This document pertains to the Department of Health and Human Services Centers for Medicare and Medicaid Services’ questions and answers on the five-year bar. Section 403 of the Personal Responsibility and Work Opportunity Reconciliation Act of 1996 (PRWORA) provides that certain immigrants who enter the United States on or after August 22, 1996 are not eligible to receive federally-funded benefits, including Medicaid and the State Children’s Health Insurance Program (SCHIP), for five years from the date they enter the country with a status as a “qualified alien.”
This article chronicles the legislative history of immigration protections afforded immigrant crime victims in the Violence Against Women Acts (VAWA) of 1994 and 2000, through the Battered Spouse Waiver, and through VAWA Confidentiality, the history and development of the VAWA self-petition, VAWA cancellation of removal, the battered spouse waiver, any credible evidence standard, VAWA confidentiality, benefits access for battered immigrant VAWA self-petitioners and cancellation/suspension applicants, the U-Visa, victim’s ability to obtain lawful permanent residency in the U.S. and Legal Services Corporation funded legal assistance are discussed in detail.
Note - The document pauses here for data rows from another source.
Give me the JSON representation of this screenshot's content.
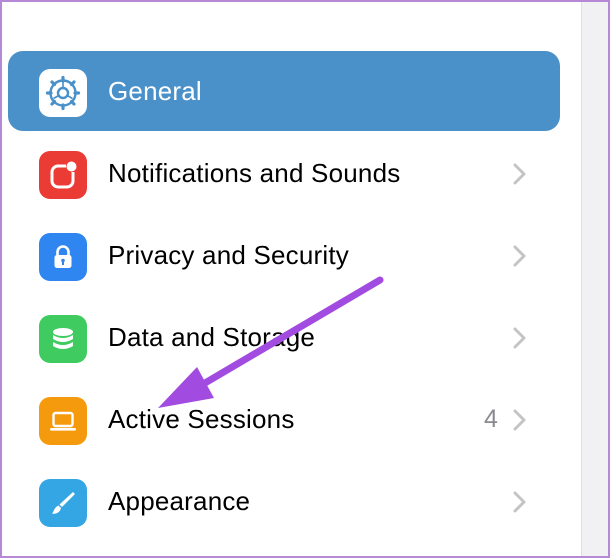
{
  "colors": {
    "selected_bg": "#4a90c9",
    "annotation_arrow": "#a24be0",
    "frame_border": "#b689d6"
  },
  "settings": {
    "items": [
      {
        "label": "General",
        "icon": "gear-icon",
        "icon_bg": "#ffffff",
        "selected": true
      },
      {
        "label": "Notifications and Sounds",
        "icon": "notification-badge-icon",
        "icon_bg": "#ea3b35",
        "selected": false
      },
      {
        "label": "Privacy and Security",
        "icon": "lock-icon",
        "icon_bg": "#2f86f0",
        "selected": false
      },
      {
        "label": "Data and Storage",
        "icon": "database-icon",
        "icon_bg": "#3fcb5f",
        "selected": false
      },
      {
        "label": "Active Sessions",
        "icon": "laptop-icon",
        "icon_bg": "#f59a0c",
        "selected": false,
        "badge": "4"
      },
      {
        "label": "Appearance",
        "icon": "brush-icon",
        "icon_bg": "#35a6e4",
        "selected": false
      }
    ]
  }
}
This article collects and publishes information contained in documents developed during advocacy that led to the passage of federal immigration law legislation creating each of these protections.
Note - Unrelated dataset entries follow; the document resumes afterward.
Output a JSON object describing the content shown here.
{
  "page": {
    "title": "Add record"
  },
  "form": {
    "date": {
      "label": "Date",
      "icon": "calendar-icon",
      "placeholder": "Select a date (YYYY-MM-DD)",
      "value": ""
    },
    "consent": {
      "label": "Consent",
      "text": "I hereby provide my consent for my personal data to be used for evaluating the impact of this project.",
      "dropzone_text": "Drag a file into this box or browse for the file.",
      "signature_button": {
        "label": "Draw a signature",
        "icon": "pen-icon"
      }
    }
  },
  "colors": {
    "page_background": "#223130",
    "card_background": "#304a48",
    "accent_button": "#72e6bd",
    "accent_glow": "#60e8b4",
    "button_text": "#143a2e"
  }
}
The Personal Responsibility and Work Opportunity Reconciliation Act of 1996 (PRA) and the Illegal Immigration Reform and Immigration Responsibility Act of 1996 (IIRAIRA) have substantially altered an immigrant’s ability to receive public benefits. These laws eliminated eligibility for most immigrants for Supplemental Security Income (SSI) and federal food stamps and gave states the discretion to determine whether immigrants can qualify for federal, state, and local public benefit programs. Subsequent laws, however, have restored access to SSI and food stamps for very limited numbers of immigrants.
The Personal Responsibility and Work Opportunity Reconciliation Act of 1996 (PRWORA), as amended by the Illegal Immigration Reform and Immigrant Responsibility Act of 1996, provides that certain categories of aliens who have been subjected to battery or extreme cruelty in the United States are “qualified aliens” eligible for certain federal, state, and local public benefits. To be qualified under this provision, an alien must demonstrate, among other things, that there is a substantial connection between the battery or extreme cruelty and the need for the public benefit sought. This notice provides guidance to benefit providers regarding substantial connection determinations.
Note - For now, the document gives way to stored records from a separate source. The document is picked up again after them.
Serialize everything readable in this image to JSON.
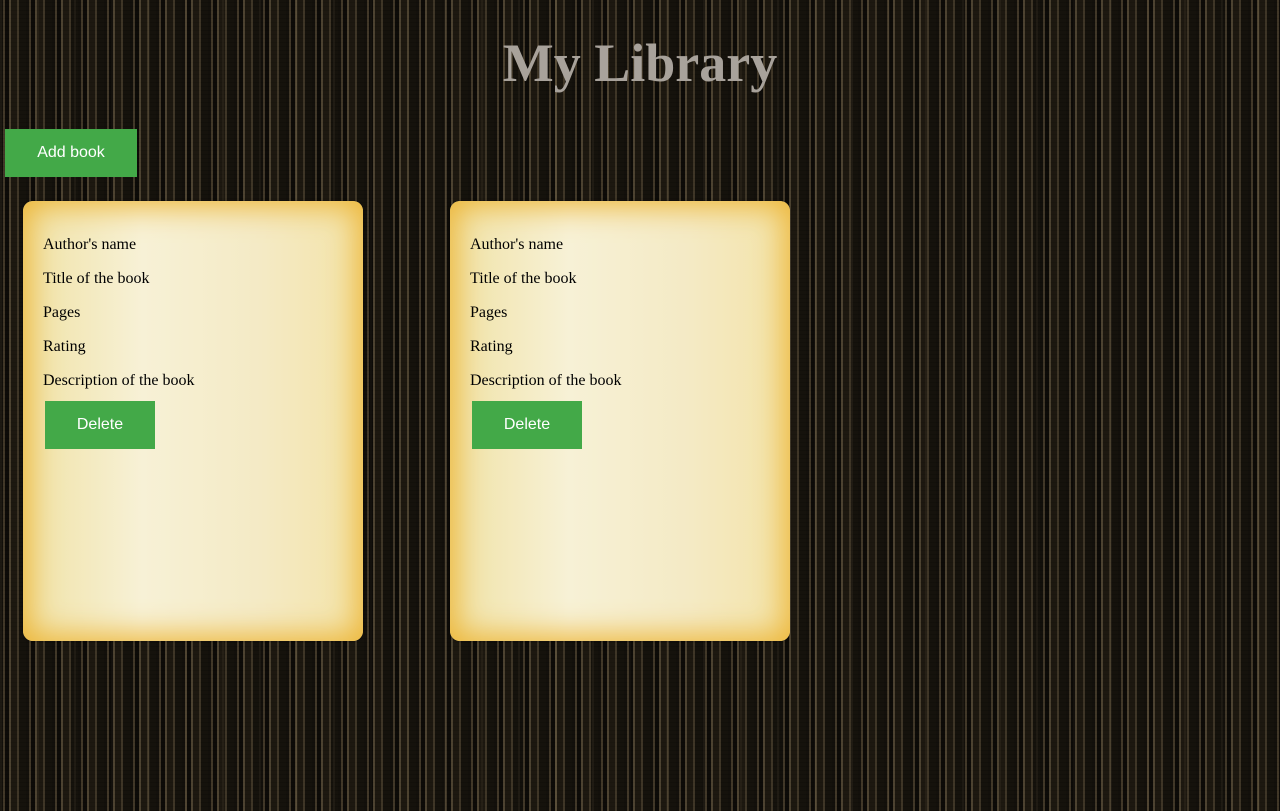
{
  "header": {
    "title": "My Library"
  },
  "toolbar": {
    "add_label": "Add book"
  },
  "books": [
    {
      "author": "Author's name",
      "title": "Title of the book",
      "pages": "Pages",
      "rating": "Rating",
      "description": "Description of the book",
      "delete_label": "Delete"
    },
    {
      "author": "Author's name",
      "title": "Title of the book",
      "pages": "Pages",
      "rating": "Rating",
      "description": "Description of the book",
      "delete_label": "Delete"
    }
  ],
  "colors": {
    "button": "#43a948",
    "card_edge": "#edb73a",
    "title": "#a8a29b"
  }
}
Title IV of the Personal Responsibility and Work Opportunity Reconciliation Act of 1996 (“PRWORA”) requires the Attorney General, by February 1998, to promulgate regulations requiring verification that an applicant for federal public benefits is a qualified alien eligible to receive federal public benefits under the Act. Amendments to the PRWORA by the Illegal Immigration Reform and Immigrant Responsibility Act of 1996 also require the Attorney General, within the same time period, to establish fair and nondiscriminatory procedures for applicants to provide proof of citizenship. Amendments to the PRWORA by the Balanced Budget Act of 1997 require the Attorney General, by November 3, 1997, to issue interim verification guidance that sets forth procedures that benefit providers can use to verify citizenship, qualified alien status, and eligibility under Title IV of the PRWORA prior to issuance of the final regulations. In accordance with this last statutory requirement, the Attorney General, in consultation with federal benefit-granting agencies, has developed this interim guidance.